A knack for spelling runs in the Sujoe family.
Four years ago, Angel Sujoe and Sujoe Bose traveled from Fort Worth to Washington, D.C., to watch their son Ansun Sujoe compete in the National Spelling Bee. It was Ansun's second straight year to make nationals out of Fort Worth.
Now, the parents are gearing up for another trip to Washington, D.C. — this time they will be cheering their daugther, Hephzibah Sujoe.
Hephzibah correctly spelled the word "tenebrism" — she had already mastered "slurvian," "zwinger," "quixote" and "gymkhana" — to win the 2018 Regional Spelling Bee at TCU.
"I was really excited and surprised, but I gave all glory to God because he is the only one that helped me through the bee," said Hephzibah, who attends Bethesda Christian School in north Fort Worth, near Haltom City.
The Fort Worth sixth-grader was in the round 16 of competition at the 2018 Regional Spelling Bee contest at TCU when she correctly spelled the winning word. Tenebrism, if you didn't know, describes a style of painting.
That's when she became the 2018 Regional Spelling Bee Champion and earned an all-expense paid trip to the Scripps National Spelling Bee in Washington, D.C. on May 29-31. She also received $200, a TCU audit course opportunity, a 1-year subscription of Encyclopedia Britannica online, and a $100 Samuel Louis Sugarman award.
The regional bee, held Thursday, was sponsored in part by the Star-Telegram and hosted and coordinated by the TCU College of Education.
Contestants attend public, private, parochial, charter and home schools.
A day after the local spelling bee, Hephzibah participated in a speech competition. In fact, competition has been a way of life for her in recent weeks. She has competed in several math competitions, including Math Olympics, said her mother, Angel Sujoe.
Hephzibah competed in the Math Olympics after having the flu. Angel Sujoe said she thought maybe they should sit out a competitive event, but her daughter brushed that notion away.
She said, 'Mom don't give up,' " Angel Sujoe said, adding that her daughter dove into math competition.
"She came first. I couldn't even believe it," Angel Sujoe said. "She has amazing perseverance. She doesn't easily give up."
Hephzibah, who wants to be an engineer, has the same approach to spelling. She practices spelling randomly selected words for hours.
"She works through thousands, thousands of words," Angel Sujoe said.
Hephzibah, whose name means "God delights in her," said her faith carries her through her efforts.
"It's the most important thing — it is the foundation of what I am doing right now," Hephzibah said.
Hephzibah plays violin, flute and piano. She paints and writes calligraphy.

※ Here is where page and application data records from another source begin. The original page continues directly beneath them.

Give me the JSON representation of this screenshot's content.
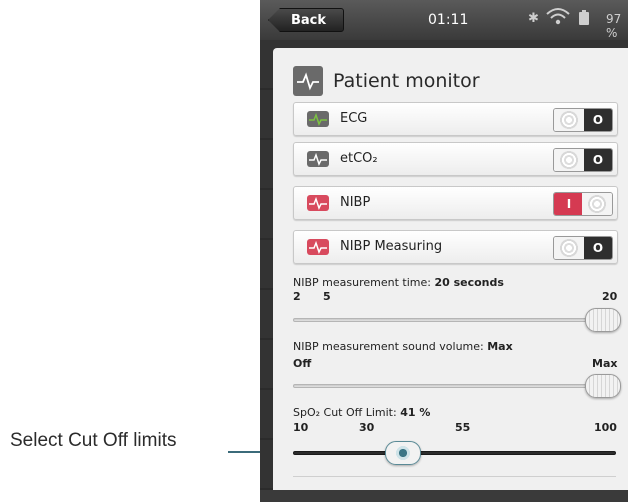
{
  "annotation": {
    "label": "Select Cut Off limits"
  },
  "status_bar": {
    "back_label": "Back",
    "time": "01:11",
    "battery": "97 %"
  },
  "panel": {
    "title": "Patient monitor",
    "rows": [
      {
        "label": "ECG",
        "icon": "ecg-waveform-icon",
        "icon_color": "#6a6a6a",
        "wave_color": "#7cc242",
        "state": "off",
        "off_label": "O"
      },
      {
        "label": "etCO₂",
        "icon": "co2-waveform-icon",
        "icon_color": "#6a6a6a",
        "wave_color": "#ffffff",
        "state": "off",
        "off_label": "O"
      },
      {
        "label": "NIBP",
        "icon": "nibp-waveform-icon",
        "icon_color": "#d84a5e",
        "wave_color": "#ffffff",
        "state": "on",
        "on_label": "I"
      },
      {
        "label": "NIBP Measuring",
        "icon": "nibp-measuring-icon",
        "icon_color": "#d84a5e",
        "wave_color": "#ffffff",
        "state": "off",
        "off_label": "O"
      }
    ],
    "sliders": [
      {
        "title": "NIBP measurement time: ",
        "value_text": "20 seconds",
        "ticks": [
          "2",
          "5",
          "20"
        ],
        "value_fraction": 1.0
      },
      {
        "title": "NIBP measurement sound volume: ",
        "value_text": "Max",
        "ticks": [
          "Off",
          "Max"
        ],
        "value_fraction": 1.0
      },
      {
        "title": "SpO₂ Cut Off Limit: ",
        "value_text": "41 %",
        "ticks": [
          "10",
          "30",
          "55",
          "100"
        ],
        "value_fraction": 0.35
      }
    ]
  },
  "colors": {
    "accent_teal": "#3b7585",
    "toggle_on": "#d53a52",
    "toggle_off": "#2e2e2e"
  }
}
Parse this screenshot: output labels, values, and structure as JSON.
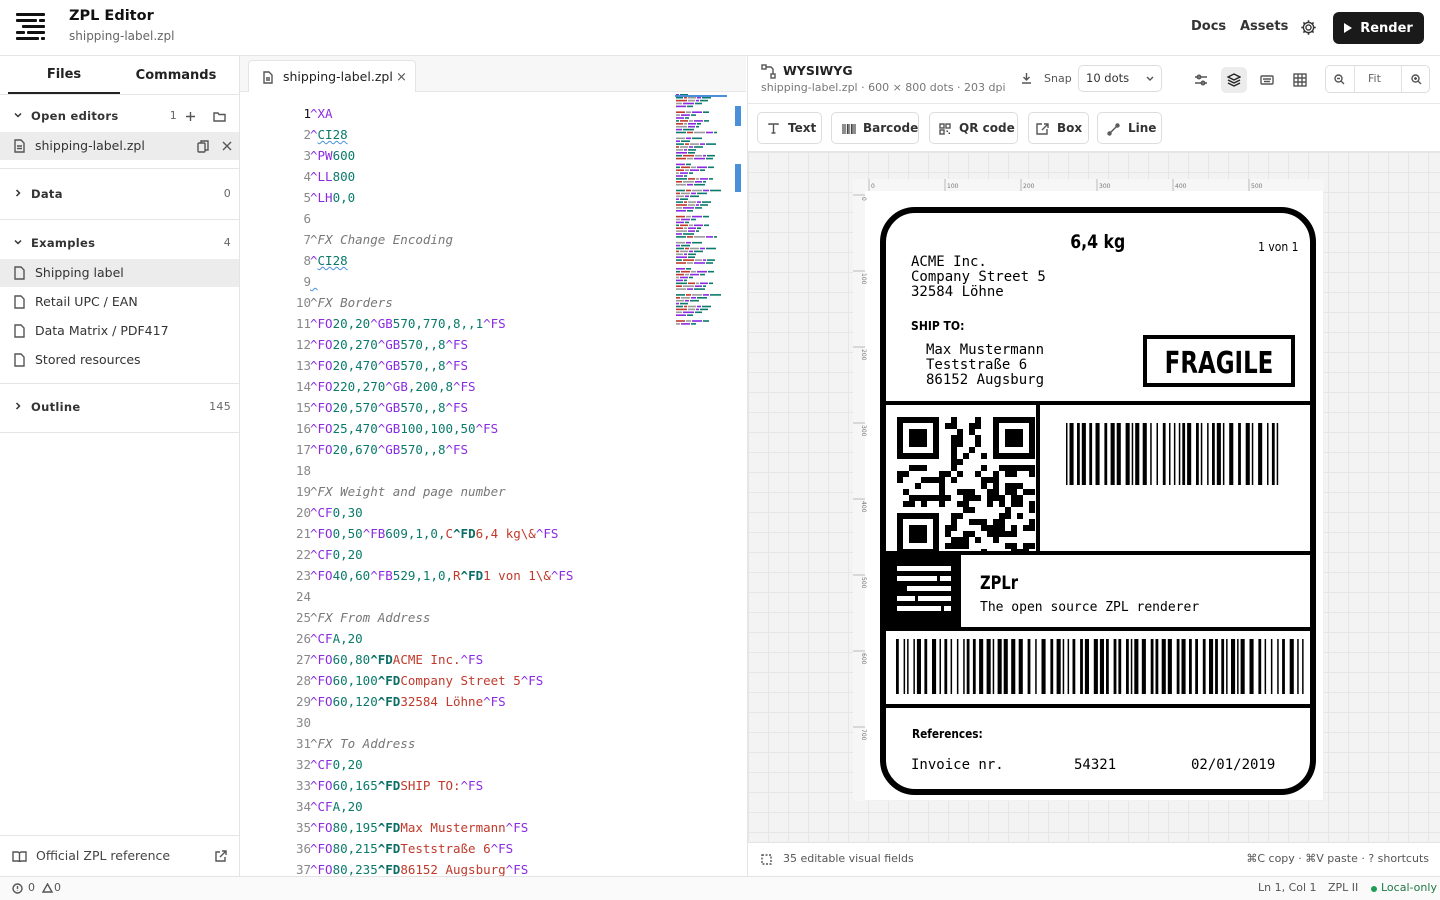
{
  "header": {
    "title": "ZPL Editor",
    "subtitle": "shipping-label.zpl",
    "nav_docs": "Docs",
    "nav_assets": "Assets",
    "render_label": "Render"
  },
  "sidebar": {
    "tabs": [
      "Files",
      "Commands"
    ],
    "open_editors": {
      "label": "Open editors",
      "count": "1",
      "file": "shipping-label.zpl"
    },
    "data": {
      "label": "Data",
      "count": "0"
    },
    "examples": {
      "label": "Examples",
      "count": "4",
      "items": [
        "Shipping label",
        "Retail UPC / EAN",
        "Data Matrix / PDF417",
        "Stored resources"
      ]
    },
    "outline": {
      "label": "Outline",
      "count": "145"
    },
    "footer_link": "Official ZPL reference"
  },
  "editor": {
    "tab_label": "shipping-label.zpl",
    "close_glyph": "×",
    "line_numbers": [
      "1",
      "2",
      "3",
      "4",
      "5",
      "6",
      "7",
      "8",
      "9",
      "10",
      "11",
      "12",
      "13",
      "14",
      "15",
      "16",
      "17",
      "18",
      "19",
      "20",
      "21",
      "22",
      "23",
      "24",
      "25",
      "26",
      "27",
      "28",
      "29",
      "30",
      "31",
      "32",
      "33",
      "34",
      "35",
      "36",
      "37"
    ],
    "lines": [
      [
        [
          "kw",
          "^XA"
        ]
      ],
      [
        [
          "kw",
          "^"
        ],
        [
          "sq",
          "CI28"
        ]
      ],
      [
        [
          "kw",
          "^PW"
        ],
        [
          "num",
          "600"
        ]
      ],
      [
        [
          "kw",
          "^LL"
        ],
        [
          "num",
          "800"
        ]
      ],
      [
        [
          "kw",
          "^LH"
        ],
        [
          "num",
          "0,0"
        ]
      ],
      [],
      [
        [
          "cm",
          "^FX Change Encoding"
        ]
      ],
      [
        [
          "kw",
          "^"
        ],
        [
          "sq",
          "CI28"
        ]
      ],
      [
        [
          "sq",
          " "
        ]
      ],
      [
        [
          "cm",
          "^FX Borders"
        ]
      ],
      [
        [
          "kw",
          "^FO"
        ],
        [
          "num",
          "20,20"
        ],
        [
          "kw",
          "^GB"
        ],
        [
          "num",
          "570,770,8,,1"
        ],
        [
          "kw",
          "^FS"
        ]
      ],
      [
        [
          "kw",
          "^FO"
        ],
        [
          "num",
          "20,270"
        ],
        [
          "kw",
          "^GB"
        ],
        [
          "num",
          "570,,8"
        ],
        [
          "kw",
          "^FS"
        ]
      ],
      [
        [
          "kw",
          "^FO"
        ],
        [
          "num",
          "20,470"
        ],
        [
          "kw",
          "^GB"
        ],
        [
          "num",
          "570,,8"
        ],
        [
          "kw",
          "^FS"
        ]
      ],
      [
        [
          "kw",
          "^FO"
        ],
        [
          "num",
          "220,270"
        ],
        [
          "kw",
          "^GB"
        ],
        [
          "num",
          ",200,8"
        ],
        [
          "kw",
          "^FS"
        ]
      ],
      [
        [
          "kw",
          "^FO"
        ],
        [
          "num",
          "20,570"
        ],
        [
          "kw",
          "^GB"
        ],
        [
          "num",
          "570,,8"
        ],
        [
          "kw",
          "^FS"
        ]
      ],
      [
        [
          "kw",
          "^FO"
        ],
        [
          "num",
          "25,470"
        ],
        [
          "kw",
          "^GB"
        ],
        [
          "num",
          "100,100,50"
        ],
        [
          "kw",
          "^FS"
        ]
      ],
      [
        [
          "kw",
          "^FO"
        ],
        [
          "num",
          "20,670"
        ],
        [
          "kw",
          "^GB"
        ],
        [
          "num",
          "570,,8"
        ],
        [
          "kw",
          "^FS"
        ]
      ],
      [],
      [
        [
          "cm",
          "^FX Weight and page number"
        ]
      ],
      [
        [
          "kw",
          "^CF"
        ],
        [
          "num",
          "0,30"
        ]
      ],
      [
        [
          "kw",
          "^FO"
        ],
        [
          "num",
          "0,50"
        ],
        [
          "kw",
          "^FB"
        ],
        [
          "num",
          "609,1,0,"
        ],
        [
          "st",
          "C"
        ],
        [
          "fd",
          "^FD"
        ],
        [
          "st",
          "6,4 kg\\&"
        ],
        [
          "kw",
          "^FS"
        ]
      ],
      [
        [
          "kw",
          "^CF"
        ],
        [
          "num",
          "0,20"
        ]
      ],
      [
        [
          "kw",
          "^FO"
        ],
        [
          "num",
          "40,60"
        ],
        [
          "kw",
          "^FB"
        ],
        [
          "num",
          "529,1,0,"
        ],
        [
          "st",
          "R"
        ],
        [
          "fd",
          "^FD"
        ],
        [
          "st",
          "1 von 1\\&"
        ],
        [
          "kw",
          "^FS"
        ]
      ],
      [],
      [
        [
          "cm",
          "^FX From Address"
        ]
      ],
      [
        [
          "kw",
          "^CF"
        ],
        [
          "num",
          "A,20"
        ]
      ],
      [
        [
          "kw",
          "^FO"
        ],
        [
          "num",
          "60,80"
        ],
        [
          "fd",
          "^FD"
        ],
        [
          "st",
          "ACME Inc."
        ],
        [
          "kw",
          "^FS"
        ]
      ],
      [
        [
          "kw",
          "^FO"
        ],
        [
          "num",
          "60,100"
        ],
        [
          "fd",
          "^FD"
        ],
        [
          "st",
          "Company Street 5"
        ],
        [
          "kw",
          "^FS"
        ]
      ],
      [
        [
          "kw",
          "^FO"
        ],
        [
          "num",
          "60,120"
        ],
        [
          "fd",
          "^FD"
        ],
        [
          "st",
          "32584 Löhne"
        ],
        [
          "kw",
          "^FS"
        ]
      ],
      [],
      [
        [
          "cm",
          "^FX To Address"
        ]
      ],
      [
        [
          "kw",
          "^CF"
        ],
        [
          "num",
          "0,20"
        ]
      ],
      [
        [
          "kw",
          "^FO"
        ],
        [
          "num",
          "60,165"
        ],
        [
          "fd",
          "^FD"
        ],
        [
          "st",
          "SHIP TO:"
        ],
        [
          "kw",
          "^FS"
        ]
      ],
      [
        [
          "kw",
          "^CF"
        ],
        [
          "num",
          "A,20"
        ]
      ],
      [
        [
          "kw",
          "^FO"
        ],
        [
          "num",
          "80,195"
        ],
        [
          "fd",
          "^FD"
        ],
        [
          "st",
          "Max Mustermann"
        ],
        [
          "kw",
          "^FS"
        ]
      ],
      [
        [
          "kw",
          "^FO"
        ],
        [
          "num",
          "80,215"
        ],
        [
          "fd",
          "^FD"
        ],
        [
          "st",
          "Teststraße 6"
        ],
        [
          "kw",
          "^FS"
        ]
      ],
      [
        [
          "kw",
          "^FO"
        ],
        [
          "num",
          "80,235"
        ],
        [
          "fd",
          "^FD"
        ],
        [
          "st",
          "86152 Augsburg"
        ],
        [
          "kw",
          "^FS"
        ]
      ]
    ]
  },
  "preview": {
    "title": "WYSIWYG",
    "subtitle": "shipping-label.zpl · 600 × 800 dots · 203 dpi",
    "snap_label": "Snap",
    "snap_value": "10 dots",
    "zoom_label": "Fit",
    "tools": [
      "Text",
      "Barcode",
      "QR code",
      "Box",
      "Line"
    ],
    "footer_fields": "35 editable visual fields",
    "footer_shortcuts": "⌘C copy · ⌘V paste · ? shortcuts",
    "ruler_top": [
      "0",
      "100",
      "200",
      "300",
      "400",
      "500"
    ],
    "ruler_left": [
      "0",
      "100",
      "200",
      "300",
      "400",
      "500",
      "600",
      "700"
    ]
  },
  "label": {
    "weight": "6,4 kg",
    "page": "1 von 1",
    "from": [
      "ACME Inc.",
      "Company Street 5",
      "32584 Löhne"
    ],
    "ship_to_label": "SHIP TO:",
    "to": [
      "Max Mustermann",
      "Teststraße 6",
      "86152 Augsburg"
    ],
    "fragile": "FRAGILE",
    "brand": "ZPLr",
    "tagline": "The open source ZPL renderer",
    "references_label": "References:",
    "invoice_label": "Invoice nr.",
    "invoice_number": "54321",
    "date": "02/01/2019"
  },
  "status": {
    "errors": "0",
    "warnings": "0",
    "cursor": "Ln 1, Col 1",
    "language": "ZPL II",
    "mode": "Local-only"
  },
  "colors": {
    "accent": "#4a90d9",
    "keyword": "#8a2be2",
    "string": "#c0392b",
    "comment": "#777777",
    "local_dot": "#1f9d55"
  }
}
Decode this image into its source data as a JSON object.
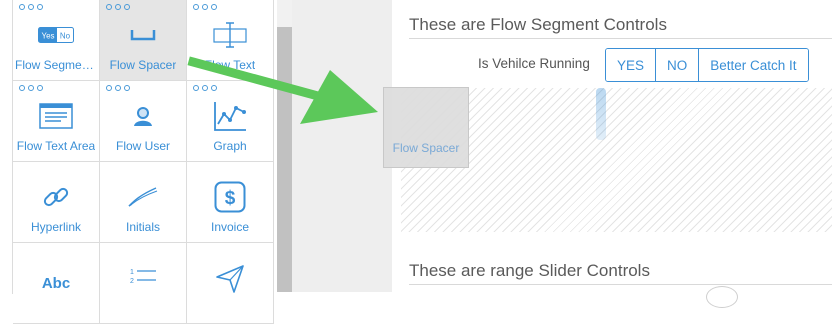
{
  "toolbox": {
    "tiles": [
      {
        "label": "Flow Segment Controls",
        "icon": "yes-no-toggle-icon",
        "selected": false
      },
      {
        "label": "Flow Spacer",
        "icon": "spacer-icon",
        "selected": true
      },
      {
        "label": "Flow Text",
        "icon": "text-cursor-icon",
        "selected": false
      },
      {
        "label": "Flow Text Area",
        "icon": "text-area-icon",
        "selected": false
      },
      {
        "label": "Flow User",
        "icon": "user-icon",
        "selected": false
      },
      {
        "label": "Graph",
        "icon": "graph-icon",
        "selected": false
      },
      {
        "label": "Hyperlink",
        "icon": "chain-link-icon",
        "selected": false
      },
      {
        "label": "Initials",
        "icon": "pen-signature-icon",
        "selected": false
      },
      {
        "label": "Invoice",
        "icon": "dollar-icon",
        "selected": false
      },
      {
        "label": "",
        "icon": "abc-text-icon",
        "selected": false
      },
      {
        "label": "",
        "icon": "numbered-list-icon",
        "selected": false
      },
      {
        "label": "",
        "icon": "paper-plane-icon",
        "selected": false
      }
    ],
    "toggle_yes": "Yes",
    "toggle_no": "No",
    "abc_text": "Abc"
  },
  "canvas": {
    "section1_title": "These are Flow Segment Controls",
    "segment_label": "Is Vehilce Running",
    "segment_options": [
      "YES",
      "NO",
      "Better Catch It"
    ],
    "drag_ghost_label": "Flow Spacer",
    "section2_title": "These are range Slider Controls"
  },
  "colors": {
    "accent": "#3a8fd6",
    "arrow": "#5cc85a",
    "selected_tile": "#e5e5e5"
  }
}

"She has beautiful handwriting, and she works on it," Angel Sujoe said.
Hephzibah also ministers to the elderly in nursing homes once a month through song and Scriptures. In her free time, she plays soccer and basketball.
Nancy Berman, dean of the Bethesda Christian School's elementary education, said the Sujoe children have a strong work ethic.
"They are great stewards of the God-given gifts they have been given," said Berman, who coordinates the campus' spelling bee competition. "They are so humble about their achievements."
Hephzibah's brother Ansun won the regional spelling bee contest in 2013 while he was attending Keller's Parkwood Hill Intermediate School. In 2014, while a student at Bethesda Christian School, he won the regional competition again.
That year Ansun shared the national title with Sriram Hathwar, 14, of Corning, N.Y.
Hephzibah said her brother got her interested in spelling.
"He set the standard for me," she said. "I really want to follow in his footsteps."
Asked how the family ended up with two spelling whiz kids, Sujoe Bose said: "That's sort of how we bring them up. Her brother set a high bar. She caught on with that."
This article contains information from the Star-Telegram archives.